As the film starts, Gekko (Michael Douglas) is just getting out jail. He’s given his cufflinks (diamond-studded), his money clip (empty), and his cell phone (microwave-oven sized). But that’s about all he has. No one comes to pick him up—certainly not his estranged daughter Winnie (Carey Mulligan), a left-wing blogger who blames her father for the overdose death of her brother.
But since all daughters are doomed to date their fathers (or so they say), Winnie is engaged to marry Jake (Shia LaBeouf), himself a young Wall Street stud (albeit one with principles). Jake was mentored by an aging Wall Street titan (Frank Langella), whose boutique brokerage firm was pushed out of business by the bigger, greedier Churchill Schwarz (think Goldman Sachs), led by soulless fund manager Bretton James (Josh Brolin). Jake vows to avenge his mentor by taking a job with James and destroying him from within—and he recruits his would-be father-in-law to help.
If the original Wall Street was all about the seduction of wealth and power, Money Never Sleeps is all about the lengths men will go to stay wealthy and powerful.
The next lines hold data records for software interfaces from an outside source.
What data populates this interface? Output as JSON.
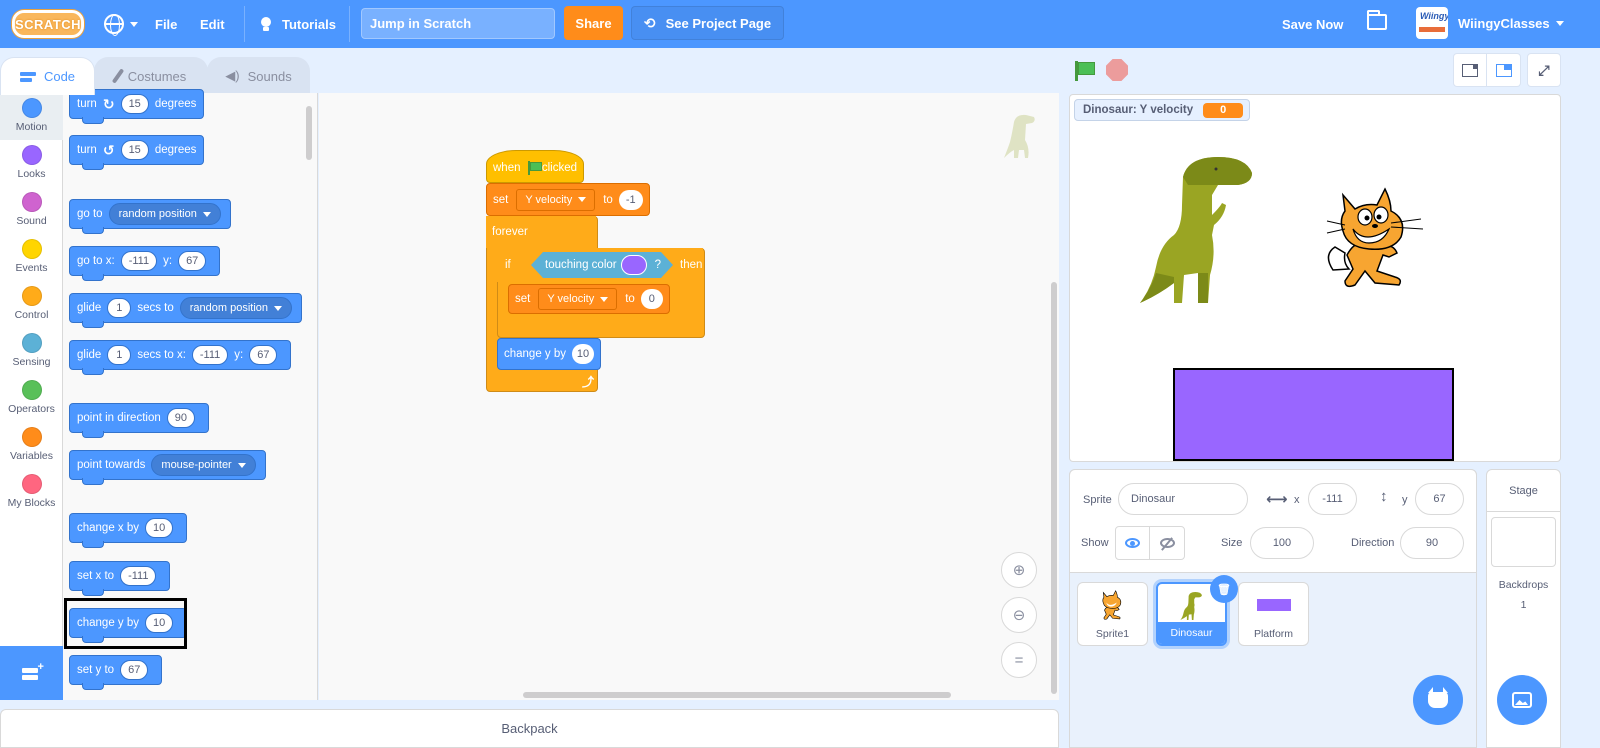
{
  "menubar": {
    "logo": "SCRATCH",
    "file": "File",
    "edit": "Edit",
    "tutorials": "Tutorials",
    "project_title": "Jump in Scratch",
    "share": "Share",
    "see_project_page": "See Project Page",
    "save_now": "Save Now",
    "account_logo": "Wiingy",
    "username": "WiingyClasses"
  },
  "tabs": [
    {
      "label": "Code",
      "active": true
    },
    {
      "label": "Costumes",
      "active": false
    },
    {
      "label": "Sounds",
      "active": false
    }
  ],
  "categories": [
    {
      "label": "Motion",
      "color": "#4c97ff",
      "selected": true
    },
    {
      "label": "Looks",
      "color": "#9966ff"
    },
    {
      "label": "Sound",
      "color": "#cf63cf"
    },
    {
      "label": "Events",
      "color": "#ffd500"
    },
    {
      "label": "Control",
      "color": "#ffab19"
    },
    {
      "label": "Sensing",
      "color": "#5cb1d6"
    },
    {
      "label": "Operators",
      "color": "#59c059"
    },
    {
      "label": "Variables",
      "color": "#ff8c1a"
    },
    {
      "label": "My Blocks",
      "color": "#ff6680"
    }
  ],
  "palette": {
    "turn_right": {
      "w1": "turn",
      "val": "15",
      "w2": "degrees"
    },
    "turn_left": {
      "w1": "turn",
      "val": "15",
      "w2": "degrees"
    },
    "go_to": {
      "w1": "go to",
      "menu": "random position"
    },
    "go_to_xy": {
      "w1": "go to x:",
      "x": "-111",
      "w2": "y:",
      "y": "67"
    },
    "glide_to": {
      "w1": "glide",
      "secs": "1",
      "w2": "secs to",
      "menu": "random position"
    },
    "glide_xy": {
      "w1": "glide",
      "secs": "1",
      "w2": "secs to x:",
      "x": "-111",
      "w3": "y:",
      "y": "67"
    },
    "point_dir": {
      "w1": "point in direction",
      "val": "90"
    },
    "point_towards": {
      "w1": "point towards",
      "menu": "mouse-pointer"
    },
    "change_x": {
      "w1": "change x by",
      "val": "10"
    },
    "set_x": {
      "w1": "set x to",
      "val": "-111"
    },
    "change_y": {
      "w1": "change y by",
      "val": "10"
    },
    "set_y": {
      "w1": "set y to",
      "val": "67"
    }
  },
  "script": {
    "hat": {
      "w1": "when",
      "w2": "clicked"
    },
    "set1": {
      "w1": "set",
      "var": "Y velocity",
      "w2": "to",
      "val": "-1"
    },
    "forever": "forever",
    "if": {
      "w1": "if",
      "cond": "touching color",
      "q": "?",
      "w2": "then",
      "color": "#9966ff"
    },
    "set2": {
      "w1": "set",
      "var": "Y velocity",
      "w2": "to",
      "val": "0"
    },
    "change_y": {
      "w1": "change y by",
      "val": "10"
    }
  },
  "backpack": "Backpack",
  "stage": {
    "monitor_label": "Dinosaur: Y velocity",
    "monitor_value": "0"
  },
  "sprite_info": {
    "sprite_label": "Sprite",
    "sprite_name": "Dinosaur",
    "x_label": "x",
    "x": "-111",
    "y_label": "y",
    "y": "67",
    "show_label": "Show",
    "size_label": "Size",
    "size": "100",
    "direction_label": "Direction",
    "direction": "90"
  },
  "sprites": [
    {
      "name": "Sprite1"
    },
    {
      "name": "Dinosaur",
      "selected": true
    },
    {
      "name": "Platform"
    }
  ],
  "stage_pane": {
    "title": "Stage",
    "backdrops_label": "Backdrops",
    "backdrops_count": "1"
  }
}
Stone shows how it was the Wall Street fat cats who brokered their own 700-billion dollar bailout, with a seat at the table of the Federal Reserve.
There’s some real outrage—and grim humor—in these scenes, but it’s the emotional content of Money Never Sleeps that never quite resonates. LaBeouf and Mulligan are just okay as the idealistic young couple—she in particular barely registers—and we don’t care one bit about the fate of their impending nuptials or her relationship with Daddy dearest.
Still, the seasoned vets, from Frank Langella as Jake’s elegant mentor to Eli Wallach as Bretton James’ cracked old boss, add some spice. And Stone jacks up the film with lots of directorial pyrotechnics (splits screens, graphics, file footage, etc.) to add a sense of urgency.
In the end, the film belongs to Michael Douglas, just as the first one did. He’s dynamite as Gekko—still vain, still insatiable, but now ever-so-slightly chastened. And despite ourselves, we root for him. Yes, Stone has managed to create a film where Gordon Gekko and his infamous greed come across as positively quaint.